ENTRIES SUPPLIED:
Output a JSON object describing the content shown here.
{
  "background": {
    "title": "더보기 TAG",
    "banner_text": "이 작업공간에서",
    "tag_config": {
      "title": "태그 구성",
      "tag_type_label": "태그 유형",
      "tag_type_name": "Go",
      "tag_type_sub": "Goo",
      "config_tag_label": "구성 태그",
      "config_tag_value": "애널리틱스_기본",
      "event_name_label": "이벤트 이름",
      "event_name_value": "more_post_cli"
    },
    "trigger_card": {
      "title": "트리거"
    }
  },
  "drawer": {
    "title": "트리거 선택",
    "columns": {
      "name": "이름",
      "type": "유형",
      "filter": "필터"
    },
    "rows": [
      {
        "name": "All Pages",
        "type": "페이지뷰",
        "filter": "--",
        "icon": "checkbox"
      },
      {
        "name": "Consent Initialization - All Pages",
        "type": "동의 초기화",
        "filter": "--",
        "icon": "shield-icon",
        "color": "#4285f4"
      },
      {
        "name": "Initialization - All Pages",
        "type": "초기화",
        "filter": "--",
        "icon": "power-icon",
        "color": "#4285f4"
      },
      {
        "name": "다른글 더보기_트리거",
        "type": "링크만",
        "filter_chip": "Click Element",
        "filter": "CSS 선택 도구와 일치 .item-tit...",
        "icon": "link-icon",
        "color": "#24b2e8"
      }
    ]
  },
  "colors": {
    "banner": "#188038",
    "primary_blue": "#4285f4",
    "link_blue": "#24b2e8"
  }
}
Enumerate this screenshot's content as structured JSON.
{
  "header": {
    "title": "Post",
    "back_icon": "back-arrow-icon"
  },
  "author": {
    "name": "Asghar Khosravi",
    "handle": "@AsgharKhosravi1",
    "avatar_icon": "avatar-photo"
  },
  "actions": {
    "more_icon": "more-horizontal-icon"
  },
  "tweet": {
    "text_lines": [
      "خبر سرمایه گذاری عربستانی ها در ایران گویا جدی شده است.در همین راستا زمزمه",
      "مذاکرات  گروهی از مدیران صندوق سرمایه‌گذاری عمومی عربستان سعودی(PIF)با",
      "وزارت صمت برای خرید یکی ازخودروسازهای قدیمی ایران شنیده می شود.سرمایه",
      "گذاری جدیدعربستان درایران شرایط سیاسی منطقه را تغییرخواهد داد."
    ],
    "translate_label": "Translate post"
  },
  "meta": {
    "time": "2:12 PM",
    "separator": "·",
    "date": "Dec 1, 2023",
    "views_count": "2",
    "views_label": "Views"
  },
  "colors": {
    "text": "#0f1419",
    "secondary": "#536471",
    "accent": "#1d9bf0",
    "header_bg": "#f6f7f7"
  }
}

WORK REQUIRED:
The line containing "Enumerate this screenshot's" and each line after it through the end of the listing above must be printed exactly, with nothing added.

THE COMPLETED TASK:
Enumerate this screenshot's content as structured JSON.
{
  "header": {
    "title": "Post",
    "back_icon": "back-arrow-icon"
  },
  "author": {
    "name": "Asghar Khosravi",
    "handle": "@AsgharKhosravi1",
    "avatar_icon": "avatar-photo"
  },
  "actions": {
    "more_icon": "more-horizontal-icon"
  },
  "tweet": {
    "text_lines": [
      "خبر سرمایه گذاری عربستانی ها در ایران گویا جدی شده است.در همین راستا زمزمه",
      "مذاکرات  گروهی از مدیران صندوق سرمایه‌گذاری عمومی عربستان سعودی(PIF)با",
      "وزارت صمت برای خرید یکی ازخودروسازهای قدیمی ایران شنیده می شود.سرمایه",
      "گذاری جدیدعربستان درایران شرایط سیاسی منطقه را تغییرخواهد داد."
    ],
    "translate_label": "Translate post"
  },
  "meta": {
    "time": "2:12 PM",
    "separator": "·",
    "date": "Dec 1, 2023",
    "views_count": "2",
    "views_label": "Views"
  },
  "colors": {
    "text": "#0f1419",
    "secondary": "#536471",
    "accent": "#1d9bf0",
    "header_bg": "#f6f7f7"
  }
}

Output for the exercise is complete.